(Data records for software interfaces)

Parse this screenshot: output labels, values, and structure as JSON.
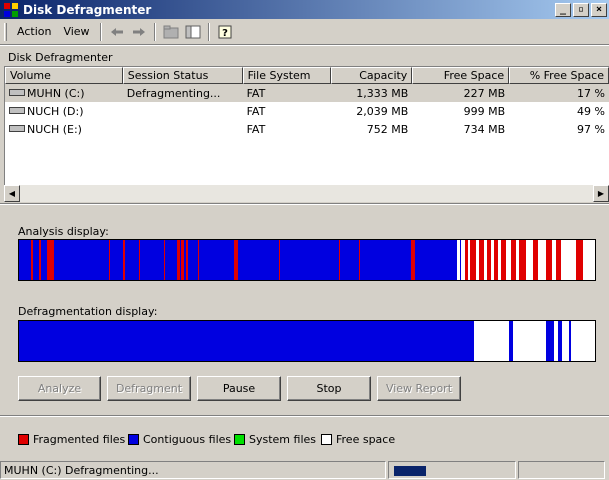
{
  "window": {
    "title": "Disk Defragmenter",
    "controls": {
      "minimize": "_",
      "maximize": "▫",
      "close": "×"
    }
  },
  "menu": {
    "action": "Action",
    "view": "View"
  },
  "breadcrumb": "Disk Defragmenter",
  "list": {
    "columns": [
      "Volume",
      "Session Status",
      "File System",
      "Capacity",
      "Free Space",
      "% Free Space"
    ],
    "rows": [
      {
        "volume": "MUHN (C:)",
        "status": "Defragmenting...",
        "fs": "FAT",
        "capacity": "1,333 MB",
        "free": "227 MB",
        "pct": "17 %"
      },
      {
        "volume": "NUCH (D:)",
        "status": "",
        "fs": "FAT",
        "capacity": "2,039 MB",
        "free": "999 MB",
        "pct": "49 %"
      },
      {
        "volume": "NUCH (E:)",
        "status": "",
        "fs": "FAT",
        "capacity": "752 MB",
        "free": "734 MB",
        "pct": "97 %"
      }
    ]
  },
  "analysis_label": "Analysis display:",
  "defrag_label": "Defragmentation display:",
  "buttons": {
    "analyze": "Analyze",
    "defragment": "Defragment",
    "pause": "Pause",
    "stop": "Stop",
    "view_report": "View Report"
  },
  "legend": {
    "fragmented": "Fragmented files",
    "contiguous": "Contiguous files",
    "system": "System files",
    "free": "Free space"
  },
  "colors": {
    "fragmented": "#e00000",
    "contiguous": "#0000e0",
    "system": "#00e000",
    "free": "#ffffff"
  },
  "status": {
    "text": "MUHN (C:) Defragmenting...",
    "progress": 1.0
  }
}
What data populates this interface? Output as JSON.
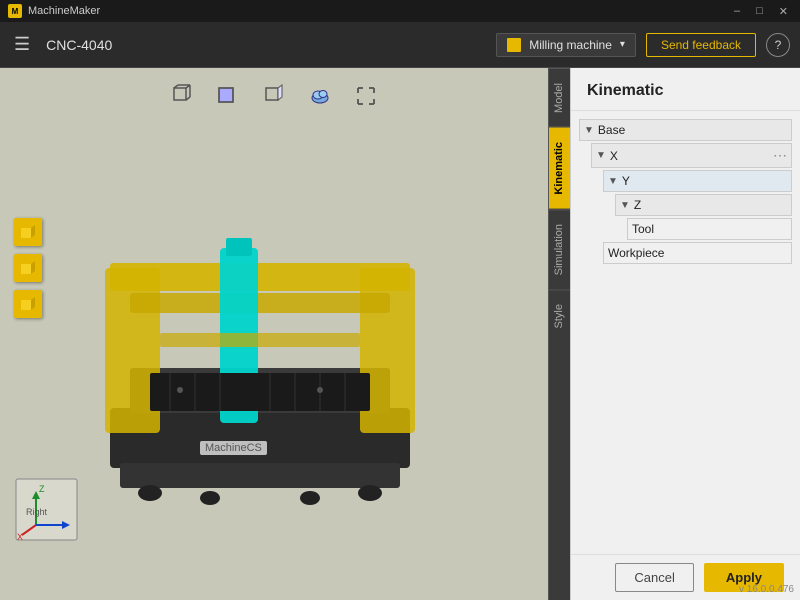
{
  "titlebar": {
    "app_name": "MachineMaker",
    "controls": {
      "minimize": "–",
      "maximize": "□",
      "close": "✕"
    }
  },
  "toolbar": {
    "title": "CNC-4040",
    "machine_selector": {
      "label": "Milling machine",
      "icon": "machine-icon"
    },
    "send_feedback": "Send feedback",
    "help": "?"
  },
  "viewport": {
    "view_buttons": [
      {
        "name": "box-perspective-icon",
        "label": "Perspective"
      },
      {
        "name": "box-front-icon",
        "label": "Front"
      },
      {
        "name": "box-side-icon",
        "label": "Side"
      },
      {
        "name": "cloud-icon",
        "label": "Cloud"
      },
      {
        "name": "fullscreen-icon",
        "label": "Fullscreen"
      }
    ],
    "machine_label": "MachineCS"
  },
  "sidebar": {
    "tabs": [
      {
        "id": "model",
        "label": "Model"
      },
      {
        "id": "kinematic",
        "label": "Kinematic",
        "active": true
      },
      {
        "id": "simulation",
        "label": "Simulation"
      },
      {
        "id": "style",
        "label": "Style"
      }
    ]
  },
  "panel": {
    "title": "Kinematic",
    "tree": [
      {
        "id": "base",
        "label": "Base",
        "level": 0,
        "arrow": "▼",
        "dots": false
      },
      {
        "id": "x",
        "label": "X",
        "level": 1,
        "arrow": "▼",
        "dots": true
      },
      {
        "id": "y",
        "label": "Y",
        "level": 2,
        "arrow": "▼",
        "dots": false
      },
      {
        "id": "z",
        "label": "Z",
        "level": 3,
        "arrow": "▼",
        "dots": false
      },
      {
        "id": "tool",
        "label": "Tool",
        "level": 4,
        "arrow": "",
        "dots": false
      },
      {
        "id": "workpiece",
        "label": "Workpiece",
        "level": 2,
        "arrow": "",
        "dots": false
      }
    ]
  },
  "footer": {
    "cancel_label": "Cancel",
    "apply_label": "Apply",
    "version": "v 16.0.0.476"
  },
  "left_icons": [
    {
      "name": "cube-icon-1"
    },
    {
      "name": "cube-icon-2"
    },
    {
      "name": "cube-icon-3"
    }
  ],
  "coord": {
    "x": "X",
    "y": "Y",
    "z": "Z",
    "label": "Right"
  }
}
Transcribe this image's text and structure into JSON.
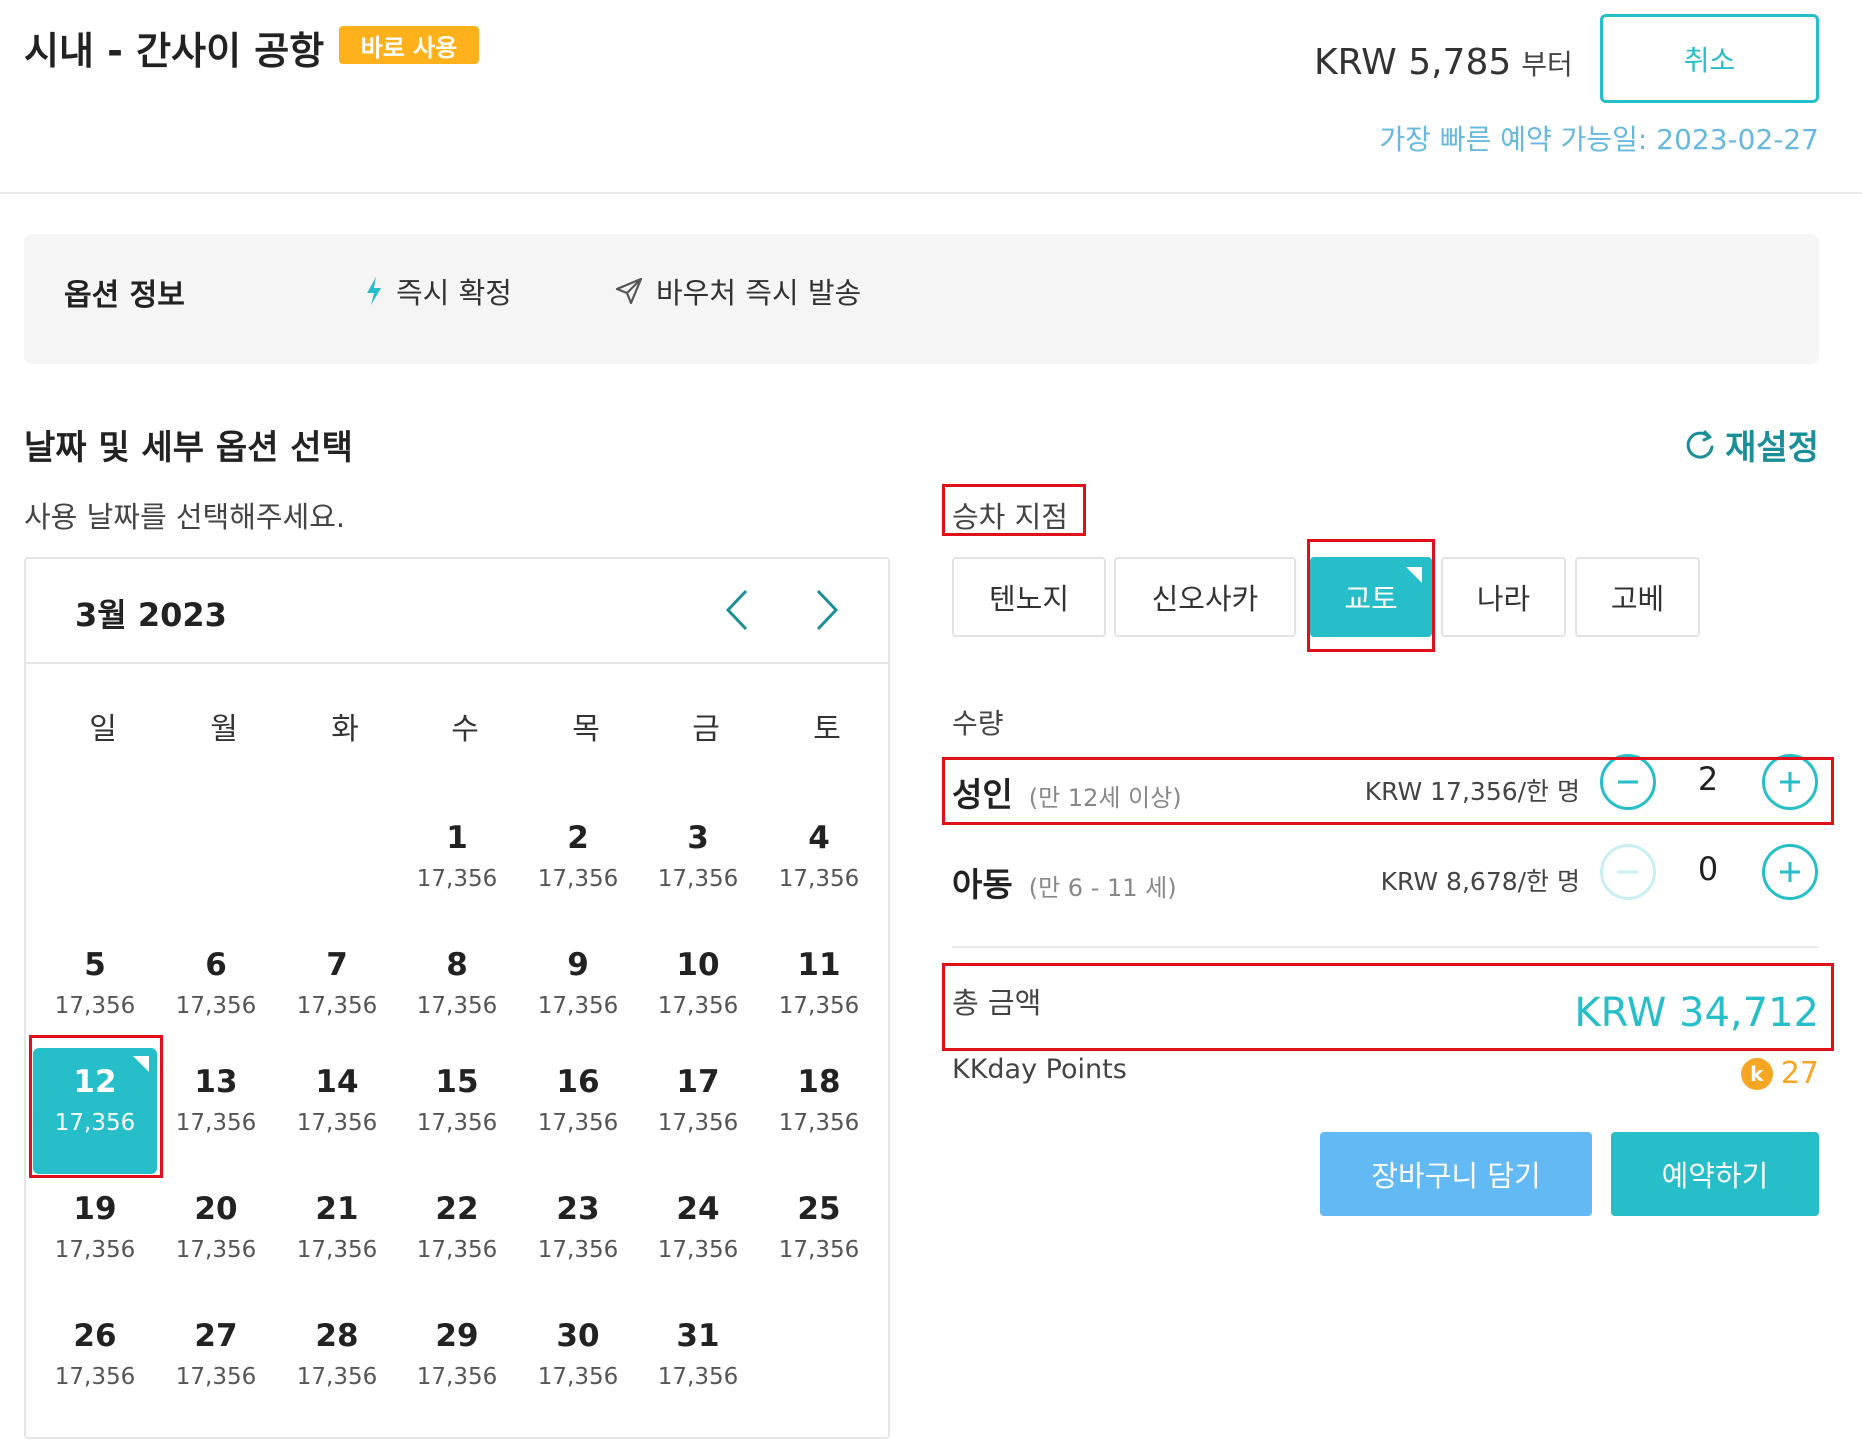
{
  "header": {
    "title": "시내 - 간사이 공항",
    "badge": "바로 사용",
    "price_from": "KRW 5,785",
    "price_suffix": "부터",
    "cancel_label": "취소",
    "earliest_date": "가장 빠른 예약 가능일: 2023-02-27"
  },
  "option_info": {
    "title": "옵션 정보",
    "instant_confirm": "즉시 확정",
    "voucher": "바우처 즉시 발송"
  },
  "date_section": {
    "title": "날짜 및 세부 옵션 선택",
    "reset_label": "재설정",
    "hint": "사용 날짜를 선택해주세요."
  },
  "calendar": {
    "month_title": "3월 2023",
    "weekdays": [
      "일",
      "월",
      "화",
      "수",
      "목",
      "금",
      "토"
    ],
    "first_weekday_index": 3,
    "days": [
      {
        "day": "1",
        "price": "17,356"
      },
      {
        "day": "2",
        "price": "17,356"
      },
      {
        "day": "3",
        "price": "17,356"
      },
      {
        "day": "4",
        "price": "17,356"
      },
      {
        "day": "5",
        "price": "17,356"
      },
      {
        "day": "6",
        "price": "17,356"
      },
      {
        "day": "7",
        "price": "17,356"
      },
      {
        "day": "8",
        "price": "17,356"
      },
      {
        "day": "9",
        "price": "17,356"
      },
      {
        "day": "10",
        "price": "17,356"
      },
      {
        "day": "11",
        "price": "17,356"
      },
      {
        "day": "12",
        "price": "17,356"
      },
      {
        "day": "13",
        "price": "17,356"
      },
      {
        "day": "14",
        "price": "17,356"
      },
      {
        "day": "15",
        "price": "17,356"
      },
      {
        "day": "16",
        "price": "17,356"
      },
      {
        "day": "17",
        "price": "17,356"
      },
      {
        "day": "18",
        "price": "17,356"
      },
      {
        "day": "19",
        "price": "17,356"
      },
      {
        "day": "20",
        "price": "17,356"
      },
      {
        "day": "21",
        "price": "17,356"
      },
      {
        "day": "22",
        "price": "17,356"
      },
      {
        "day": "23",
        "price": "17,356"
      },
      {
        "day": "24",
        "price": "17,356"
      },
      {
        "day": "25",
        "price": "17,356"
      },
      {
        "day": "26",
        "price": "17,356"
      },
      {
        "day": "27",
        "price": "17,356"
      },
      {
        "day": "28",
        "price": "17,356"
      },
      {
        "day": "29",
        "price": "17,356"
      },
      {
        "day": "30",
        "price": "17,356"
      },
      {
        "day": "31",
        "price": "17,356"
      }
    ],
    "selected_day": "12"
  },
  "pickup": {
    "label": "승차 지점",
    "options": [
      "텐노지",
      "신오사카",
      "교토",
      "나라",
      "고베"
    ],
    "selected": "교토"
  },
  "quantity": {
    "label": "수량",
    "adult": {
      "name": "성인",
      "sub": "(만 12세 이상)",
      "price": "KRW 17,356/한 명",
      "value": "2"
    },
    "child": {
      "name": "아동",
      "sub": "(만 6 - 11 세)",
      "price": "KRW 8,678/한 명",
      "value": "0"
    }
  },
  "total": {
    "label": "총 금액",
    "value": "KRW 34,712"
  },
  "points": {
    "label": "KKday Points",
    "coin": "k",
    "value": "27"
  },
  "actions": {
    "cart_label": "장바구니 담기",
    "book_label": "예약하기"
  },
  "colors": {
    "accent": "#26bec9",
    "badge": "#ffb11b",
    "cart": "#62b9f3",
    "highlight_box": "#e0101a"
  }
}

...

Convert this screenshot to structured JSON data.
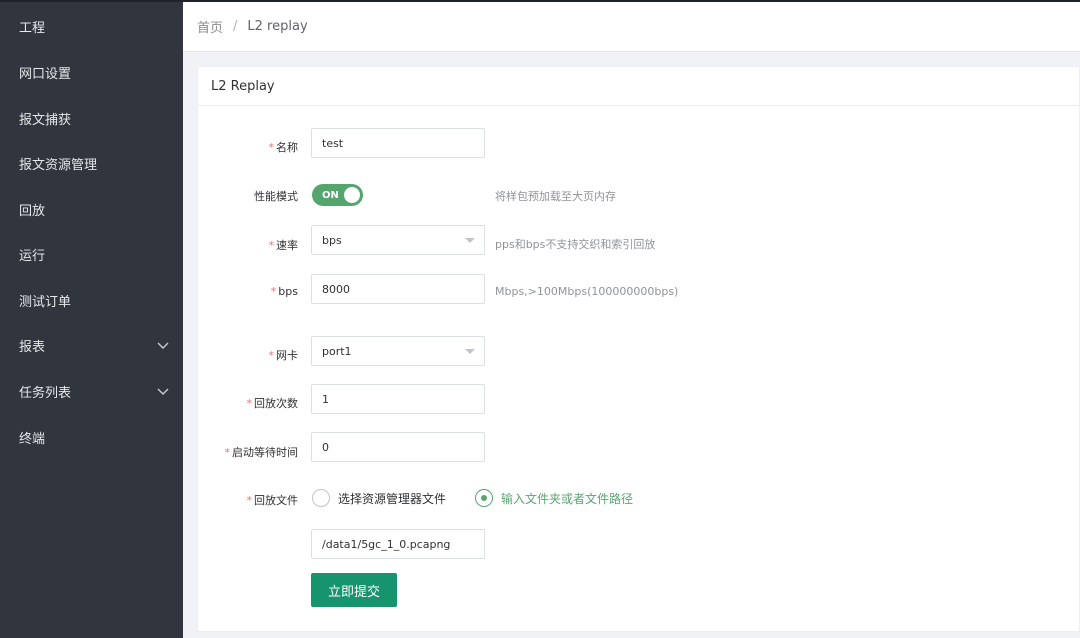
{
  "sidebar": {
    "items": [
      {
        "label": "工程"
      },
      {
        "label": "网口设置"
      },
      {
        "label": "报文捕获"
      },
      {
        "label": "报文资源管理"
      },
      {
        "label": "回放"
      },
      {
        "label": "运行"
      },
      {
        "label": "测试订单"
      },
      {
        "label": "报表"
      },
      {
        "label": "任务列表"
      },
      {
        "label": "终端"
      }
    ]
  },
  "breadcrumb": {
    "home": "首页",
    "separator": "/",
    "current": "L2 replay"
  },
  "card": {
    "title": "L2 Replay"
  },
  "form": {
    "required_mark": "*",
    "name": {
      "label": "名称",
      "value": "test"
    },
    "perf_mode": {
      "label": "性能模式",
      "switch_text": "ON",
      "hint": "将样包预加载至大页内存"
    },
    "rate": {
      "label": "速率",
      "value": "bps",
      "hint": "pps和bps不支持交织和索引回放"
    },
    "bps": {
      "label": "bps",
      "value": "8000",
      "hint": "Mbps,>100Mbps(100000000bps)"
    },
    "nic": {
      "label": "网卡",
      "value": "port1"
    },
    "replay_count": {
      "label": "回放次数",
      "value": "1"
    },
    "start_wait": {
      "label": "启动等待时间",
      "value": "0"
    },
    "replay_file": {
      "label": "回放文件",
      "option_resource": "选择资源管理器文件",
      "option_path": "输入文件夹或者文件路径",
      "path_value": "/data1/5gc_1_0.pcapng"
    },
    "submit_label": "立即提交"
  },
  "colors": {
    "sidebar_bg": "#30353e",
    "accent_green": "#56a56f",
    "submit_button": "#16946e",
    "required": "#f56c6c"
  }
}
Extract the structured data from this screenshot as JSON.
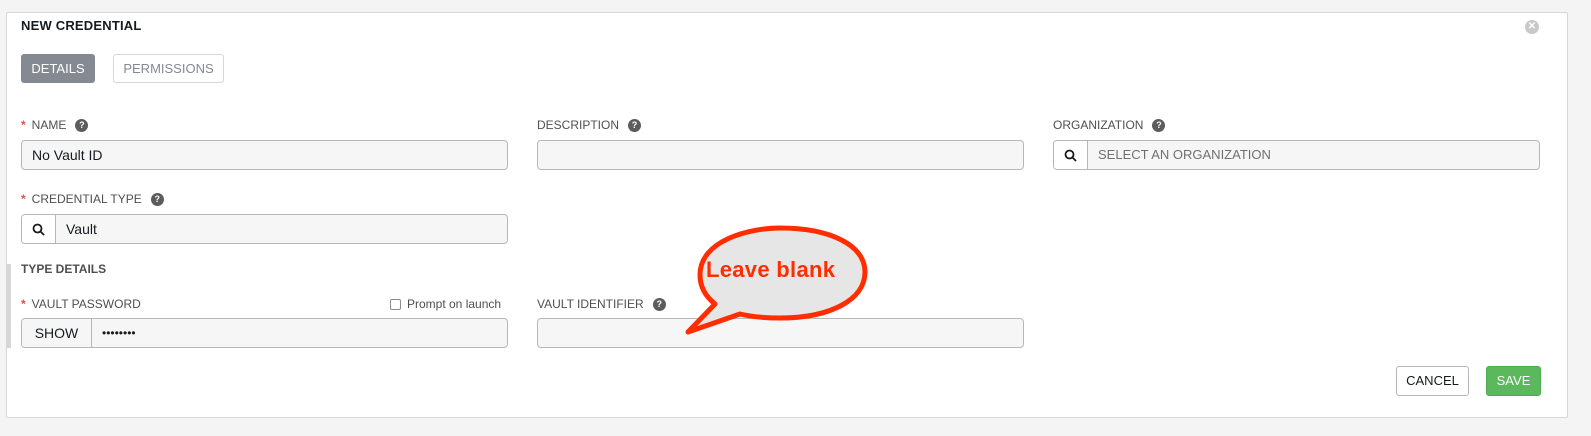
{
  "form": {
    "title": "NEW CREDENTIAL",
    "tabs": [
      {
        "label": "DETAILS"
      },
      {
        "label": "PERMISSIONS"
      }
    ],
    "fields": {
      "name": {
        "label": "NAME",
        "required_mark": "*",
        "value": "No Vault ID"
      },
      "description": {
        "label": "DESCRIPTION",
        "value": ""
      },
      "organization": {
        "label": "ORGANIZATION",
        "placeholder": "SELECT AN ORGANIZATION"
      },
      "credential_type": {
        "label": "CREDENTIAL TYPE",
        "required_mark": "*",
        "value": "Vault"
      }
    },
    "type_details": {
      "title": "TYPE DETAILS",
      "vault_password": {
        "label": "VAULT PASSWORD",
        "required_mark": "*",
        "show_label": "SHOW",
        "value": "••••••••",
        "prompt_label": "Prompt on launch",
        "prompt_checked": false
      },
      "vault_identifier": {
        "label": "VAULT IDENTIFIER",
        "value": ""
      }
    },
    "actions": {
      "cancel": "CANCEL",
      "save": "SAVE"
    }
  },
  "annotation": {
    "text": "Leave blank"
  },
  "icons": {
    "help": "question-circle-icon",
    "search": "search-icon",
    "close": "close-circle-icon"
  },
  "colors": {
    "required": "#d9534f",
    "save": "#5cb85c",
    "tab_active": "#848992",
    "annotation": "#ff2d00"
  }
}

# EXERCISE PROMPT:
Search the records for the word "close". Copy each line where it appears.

# TASK SOLUTION:
      "close": "×"
      "close": "✕"
    "close": "close-circle-icon"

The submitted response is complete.